Immunochromatography assays to diagnose tropical viral pathogens using gold nanoparticles
Author(s)De Puig Guixé, Helena
Massachusetts Institute of Technology. Department of Mechanical Engineering.
MetadataShow full item record
Immunochromatography assays are ideal candidates for diagnosis of disease in remote areas, due to their low cost and rapid readout. Moreover, they can be stored at relatively high temperatures, and do not require electric power, specialized personnel, equipment or reagents. We use those devices to diagnose viral mosquito-borne tropical diseases that have caused major epidemics and hospitalization in the last years. By allowing mobile phone readability of the diagnosis results, we enable real-time epidemiologic data on the spread of the disease. lmmunochromatography assays use capillary flow and the accumulation of ligand-coated nanoparticles to detect the presence of target proteins. We build multiplexed diagnostics that allow the detection of the four serotypes of Dengue and Zika, and validate the performance of these diagnostics by using patient samples from endemic areas from the Americas and India. Moreover, we build a multiplexed diagnostic that can detect Dengue, Zika and Chikungunya by using a low volume of patient sample. In order to provide a rapid response to epidemics, lateral flow immunoassays need to be rapidly tested and manufactured. However, years of research are necessary to identify, screen and test disease-specific antibody pairs. To provide a faster response to outbreaks, we explore cross-reactive antibodies developed against a related pathogen. To avoid nonspecific signal from the related pathogens, gold nanoparticles of different colors are combined with cross-reactive antibodies of different affinities and used in order to distinguish between the two infections as well as co-infections. In this context, I present an Ebola and Marburg diagnostic and a Dengue and Zika diagnostic. Limit of detection, as well as sensitivity/specificity are critical issues in the development of rapid diagnostics; these parameters are dependent on the nature of the ligand-target pair and binding thermodynamics when attached on a surface. In this thesis, I explore strategies to increase the sensitivity and specificity of the lateral flow devices. These new, effective, fast, reliable and inexpensive lateral flow devices represent significant improvements to field detection of disease and real-time epidemiology in situations where the lack of specialized personnel, reagents or materials challenge the suitability of the standard diagnosis methods.

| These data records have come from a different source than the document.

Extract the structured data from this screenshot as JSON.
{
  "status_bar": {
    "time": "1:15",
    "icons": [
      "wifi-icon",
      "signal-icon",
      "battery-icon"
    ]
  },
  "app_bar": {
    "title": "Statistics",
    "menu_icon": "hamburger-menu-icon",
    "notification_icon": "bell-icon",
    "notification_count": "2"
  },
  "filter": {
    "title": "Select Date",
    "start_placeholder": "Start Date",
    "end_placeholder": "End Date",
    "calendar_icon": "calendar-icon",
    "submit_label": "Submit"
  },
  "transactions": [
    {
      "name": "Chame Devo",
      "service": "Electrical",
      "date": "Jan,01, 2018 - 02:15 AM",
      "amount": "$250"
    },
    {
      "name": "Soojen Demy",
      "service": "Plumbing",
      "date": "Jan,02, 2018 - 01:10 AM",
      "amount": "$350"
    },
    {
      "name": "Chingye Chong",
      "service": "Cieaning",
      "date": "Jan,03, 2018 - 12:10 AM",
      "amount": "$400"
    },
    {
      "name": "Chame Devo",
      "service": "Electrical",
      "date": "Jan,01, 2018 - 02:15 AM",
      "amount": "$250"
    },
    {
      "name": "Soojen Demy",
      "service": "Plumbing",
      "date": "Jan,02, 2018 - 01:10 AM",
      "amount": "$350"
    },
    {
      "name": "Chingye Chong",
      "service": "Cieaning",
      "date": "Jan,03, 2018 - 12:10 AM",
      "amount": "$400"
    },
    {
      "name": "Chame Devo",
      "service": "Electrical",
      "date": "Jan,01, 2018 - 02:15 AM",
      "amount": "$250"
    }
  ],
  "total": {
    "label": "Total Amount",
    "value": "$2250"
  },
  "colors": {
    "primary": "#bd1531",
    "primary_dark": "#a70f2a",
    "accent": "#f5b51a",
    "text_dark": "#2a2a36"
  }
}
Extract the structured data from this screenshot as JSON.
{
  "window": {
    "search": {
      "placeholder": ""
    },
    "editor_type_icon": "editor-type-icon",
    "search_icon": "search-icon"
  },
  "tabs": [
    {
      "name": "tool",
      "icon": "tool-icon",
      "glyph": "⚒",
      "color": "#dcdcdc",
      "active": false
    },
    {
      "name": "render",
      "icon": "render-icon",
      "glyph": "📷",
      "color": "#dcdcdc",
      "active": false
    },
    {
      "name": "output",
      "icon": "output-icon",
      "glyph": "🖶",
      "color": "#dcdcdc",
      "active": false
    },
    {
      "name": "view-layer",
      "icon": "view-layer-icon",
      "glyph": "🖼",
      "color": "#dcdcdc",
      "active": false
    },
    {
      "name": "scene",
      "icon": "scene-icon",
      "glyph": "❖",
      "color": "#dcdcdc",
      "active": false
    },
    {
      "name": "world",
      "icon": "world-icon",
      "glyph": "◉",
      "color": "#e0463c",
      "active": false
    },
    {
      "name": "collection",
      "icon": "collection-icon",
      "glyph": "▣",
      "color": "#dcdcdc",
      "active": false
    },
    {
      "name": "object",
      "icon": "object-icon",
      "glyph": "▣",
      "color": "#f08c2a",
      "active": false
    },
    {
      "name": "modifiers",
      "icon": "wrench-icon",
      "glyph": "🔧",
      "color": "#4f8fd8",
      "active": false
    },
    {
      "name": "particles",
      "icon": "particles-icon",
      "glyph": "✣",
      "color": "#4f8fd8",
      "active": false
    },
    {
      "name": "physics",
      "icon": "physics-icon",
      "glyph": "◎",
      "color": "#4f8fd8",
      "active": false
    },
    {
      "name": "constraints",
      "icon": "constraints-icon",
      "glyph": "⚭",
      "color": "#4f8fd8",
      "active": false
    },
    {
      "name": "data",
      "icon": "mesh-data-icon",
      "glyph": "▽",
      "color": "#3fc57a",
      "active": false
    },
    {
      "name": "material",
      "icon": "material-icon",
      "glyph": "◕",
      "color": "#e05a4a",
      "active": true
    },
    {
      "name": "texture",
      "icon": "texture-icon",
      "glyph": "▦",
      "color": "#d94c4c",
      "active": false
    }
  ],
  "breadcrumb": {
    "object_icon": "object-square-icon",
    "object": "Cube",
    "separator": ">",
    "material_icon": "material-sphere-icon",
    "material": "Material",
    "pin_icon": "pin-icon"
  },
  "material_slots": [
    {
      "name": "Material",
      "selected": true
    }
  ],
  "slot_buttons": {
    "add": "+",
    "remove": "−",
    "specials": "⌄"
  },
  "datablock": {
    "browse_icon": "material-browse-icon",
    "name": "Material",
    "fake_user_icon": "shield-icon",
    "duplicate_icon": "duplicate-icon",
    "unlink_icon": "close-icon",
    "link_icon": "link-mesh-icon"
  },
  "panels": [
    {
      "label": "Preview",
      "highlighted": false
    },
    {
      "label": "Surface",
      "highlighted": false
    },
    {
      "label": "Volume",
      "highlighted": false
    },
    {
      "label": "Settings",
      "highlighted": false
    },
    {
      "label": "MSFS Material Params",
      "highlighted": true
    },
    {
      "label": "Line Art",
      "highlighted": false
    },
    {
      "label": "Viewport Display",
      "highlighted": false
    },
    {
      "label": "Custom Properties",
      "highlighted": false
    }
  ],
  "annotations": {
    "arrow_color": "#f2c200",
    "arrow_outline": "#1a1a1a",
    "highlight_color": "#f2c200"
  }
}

Thesis: Ph. D., Massachusetts Institute of Technology, Department of Mechanical Engineering, 2017.Cataloged from PDF version of thesis.Includes bibliographical references (pages 213-232).
DepartmentMassachusetts Institute of Technology. Department of Mechanical Engineering.
Massachusetts Institute of Technology